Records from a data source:
----
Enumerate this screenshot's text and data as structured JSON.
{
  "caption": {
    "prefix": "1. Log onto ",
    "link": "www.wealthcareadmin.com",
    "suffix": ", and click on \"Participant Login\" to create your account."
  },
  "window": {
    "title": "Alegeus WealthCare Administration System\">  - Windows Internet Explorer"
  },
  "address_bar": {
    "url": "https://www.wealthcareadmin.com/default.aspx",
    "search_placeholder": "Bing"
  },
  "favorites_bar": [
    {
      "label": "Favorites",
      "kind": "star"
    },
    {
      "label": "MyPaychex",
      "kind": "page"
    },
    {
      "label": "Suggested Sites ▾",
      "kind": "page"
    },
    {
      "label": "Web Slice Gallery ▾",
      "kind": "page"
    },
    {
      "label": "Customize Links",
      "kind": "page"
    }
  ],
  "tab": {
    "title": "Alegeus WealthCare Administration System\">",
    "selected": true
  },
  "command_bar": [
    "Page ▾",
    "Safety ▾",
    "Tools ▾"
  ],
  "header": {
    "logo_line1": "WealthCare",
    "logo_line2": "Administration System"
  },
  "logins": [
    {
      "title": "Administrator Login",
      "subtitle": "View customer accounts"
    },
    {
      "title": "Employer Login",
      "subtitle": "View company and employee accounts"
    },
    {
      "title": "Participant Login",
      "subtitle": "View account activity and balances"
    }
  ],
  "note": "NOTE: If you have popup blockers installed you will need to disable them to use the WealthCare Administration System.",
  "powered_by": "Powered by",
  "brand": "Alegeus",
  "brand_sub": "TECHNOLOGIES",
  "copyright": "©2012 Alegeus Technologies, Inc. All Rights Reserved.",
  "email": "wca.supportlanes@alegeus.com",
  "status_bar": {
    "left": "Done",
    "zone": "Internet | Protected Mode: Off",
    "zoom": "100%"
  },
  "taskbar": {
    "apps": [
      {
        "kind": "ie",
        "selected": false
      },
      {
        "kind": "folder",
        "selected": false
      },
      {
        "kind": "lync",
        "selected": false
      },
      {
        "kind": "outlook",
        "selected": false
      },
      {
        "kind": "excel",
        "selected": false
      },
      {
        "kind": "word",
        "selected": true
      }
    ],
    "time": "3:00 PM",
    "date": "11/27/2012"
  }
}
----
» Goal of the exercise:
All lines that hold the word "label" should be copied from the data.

» Response to the task:
      "label": "Favorites",
      "label": "MyPaychex",
      "label": "Suggested Sites ▾",
      "label": "Web Slice Gallery ▾",
      "label": "Customize Links",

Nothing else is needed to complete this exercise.